In my previous post on Action Research in the classroom, I wrote about the idea of action research as a form of self-directed professional learning. I think that we learn to be better teachers by asking questions about issues we have in our practice, and then taking steps to answer these questions. The issues we have are unique to us, unique to our way of seeing the world and our particular school and class situation. Our unique preoccupations lead us to reflect and ask questions about how we might improve our practice. Good action research questions a) come from our own practice, b) are in our sphere of influence and c) assume that we are where we are. The question, of course, is just the beginning…
In one of the many lives I lead, I work with dance teachers on their practice as art educators. I run a teacher development series that takes place every six weeks throughout the year. It is a very participatory series, with discussions and sharing of thoughts and ideas about teaching dance to adult non-dancers (although… we believe that everyone is a dancer). I am a big proponent of reflective practice, an process articulated by Donald Schön in his book Educating the Reflective Practitioner. The main question I have about my own practice is “Is what I am doing encouraging the teachers to become reflective practitioners?”. I started by unpacking the question into several subquestions:
Answering some of these questions allows me to see what evidence I need to answer my main question. If I have a clear picture of what I am looking for in a reflective practitioner, I am more likely to know it when I see it. If I know what it looks like, then I am able to figure out what I need to do to find out if it is happening. This leads me to the very important step of data collection. Hopefully, as you read this, you have your own question in mind. Having your own question, no matter how embryonic or hazy, will allow you to see how different types or sources of data can be used to answer it.
I think of data collection like being at an all-you-can-eat buffet. You have many options, but not all of them are going to suit your needs or your tastes. Also, as we are naturally drawn to some food over others, so too, are we naturally drawn to some ways of collecting evidence over others.
The evidence buffet is long and loaded with steaming dishes of data. On one side you have those sources which are primarily words and called qualitative or narrative. The other side is heavy with data which can be counted, tallied or rated. This is called quantitative data.
The important thing is not to get bogged down in the array of choices available, but to select sources of data that fit a few key criteria.
1. The data must work to help you answer your question
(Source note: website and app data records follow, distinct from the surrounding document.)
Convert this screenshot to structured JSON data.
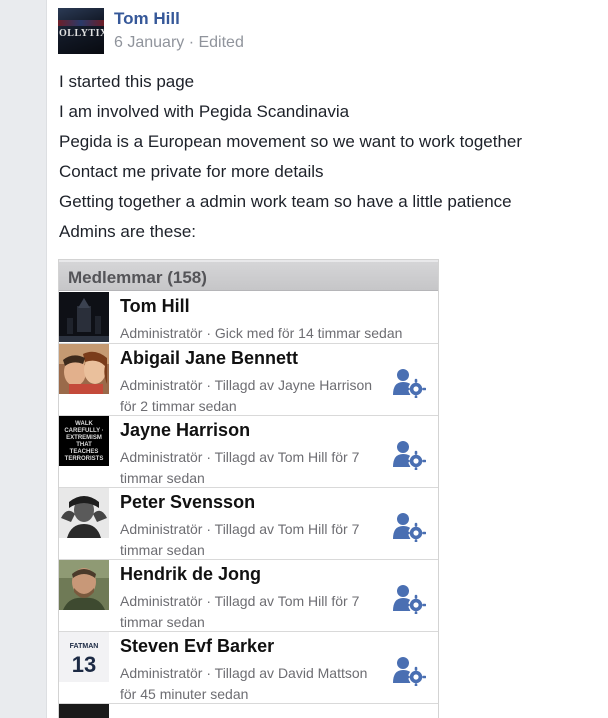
{
  "post": {
    "author": "Tom Hill",
    "date": "6 January",
    "separator": " · ",
    "edited_label": "Edited",
    "avatar_text": "OLLYTIX",
    "lines": [
      "I started this page",
      "I am involved with Pegida Scandinavia",
      "Pegida is a European movement so we want to work together",
      "Contact me private for more details",
      "Getting together a admin work team so have a little patience",
      "Admins are these:"
    ]
  },
  "screenshot": {
    "header": "Medlemmar (158)",
    "members": [
      {
        "name": "Tom Hill",
        "detail": "Administratör · Gick med för 14 timmar sedan",
        "photo": "dark-poster",
        "admin_icon": false
      },
      {
        "name": "Abigail Jane Bennett",
        "detail": "Administratör · Tillagd av Jayne Harrison för 2 timmar sedan",
        "photo": "selfie-couple",
        "admin_icon": true
      },
      {
        "name": "Jayne Harrison",
        "detail": "Administratör · Tillagd av Tom Hill för 7 timmar sedan",
        "photo": "black-text-poster",
        "photo_text": "WALK CAREFULLY · EXTREMISM THAT TEACHES TERRORISTS",
        "admin_icon": true
      },
      {
        "name": "Peter Svensson",
        "detail": "Administratör · Tillagd av Tom Hill för 7 timmar sedan",
        "photo": "man-portrait-bw",
        "admin_icon": true
      },
      {
        "name": "Hendrik de Jong",
        "detail": "Administratör · Tillagd av Tom Hill för 7 timmar sedan",
        "photo": "man-portrait-outdoor",
        "admin_icon": true
      },
      {
        "name": "Steven Evf Barker",
        "detail": "Administratör · Tillagd av David Mattson för 45 minuter sedan",
        "photo": "fatman-jersey",
        "photo_text": "FATMAN",
        "jersey_number": "13",
        "admin_icon": true
      }
    ]
  },
  "colors": {
    "link": "#365899",
    "meta": "#90949c",
    "text": "#1d2129",
    "admin_icon": "#4a6fb2"
  }
}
Let’s return to my main question: “Is what I am doing actually encouraging the teachers to become reflective practitioners?”. Although I have a fancy new still camera and enjoy taking pictures, I am not sure that taking photographs would go towards answering that particular question. I would probably lean toward interviews, documents from teacher development sessions, along with activity on our private Facebook group. In other words, there has to be a match between what you hope to learn and the data you decide to collect.
One is the loneliest number, in love and in action research. Using more than one source of data allows you to be more certain that your conclusions will be accurate and will adequately reflect the reality you are studying. Researchers ideally aim for three sources of data. Three, unlike one, is a magic number.
3. Collecting data should be a natural part of your day
You are a teacher first. The best sources of data are those that occur naturally or can be built into the normal activities of the classroom. Snapping a photograph of your students during a Daily Five session, or making copies of key reflections for tracking are examples of data collection that do not interfere significantly with your work day. Another example is previously existing data, from earlier in the year or from previous years. In short, data collection should not take up too much of your time.
4. The data collection phase needs an end date
Action research is most manageable when finite, when it has a clear beginning and end. This does not mean that you cannot engage in research all the time. It just means that having a fixed timeline will help you either answer or refine your original question and lead to results. It will also help you plan out key moments of data collection – for example, collecting reflections at the beginning of every month to track their depth and quality.
You in your research
There is a belief shared by some that research should be free of bias and that researchers should strive for emotional and intellectual distance from that which is under study. Fortunately, the opposing point of view exists as well! I think that you should not divorce your values, beliefs and insights from your research. Your unique viewpoint and your privileged status as teacher-researcher is what will give your research an unmistakable ring of truth. Remaining aware of and communicating what you believe to be true about education and about learning, will also help you frame future research and find communities of like-minded educators. Like this one! Write and tell me how it’s going – I would love to hear from you.
Glesne, Corrine. (2010). Becoming Qualitative Researchers: An Introduction, 4th ed. Addison Wesley Longman Inc. New York, NY. 336 pages. Available from booksellers, e.g. Amazon
Schön, Donald. (1987). Educating the Reflective Practitioner: Towards a New Design for Teaching and Learning in the Professions. Jossey-Bass. 376 pages. Available from booksellers, e.g. Amazon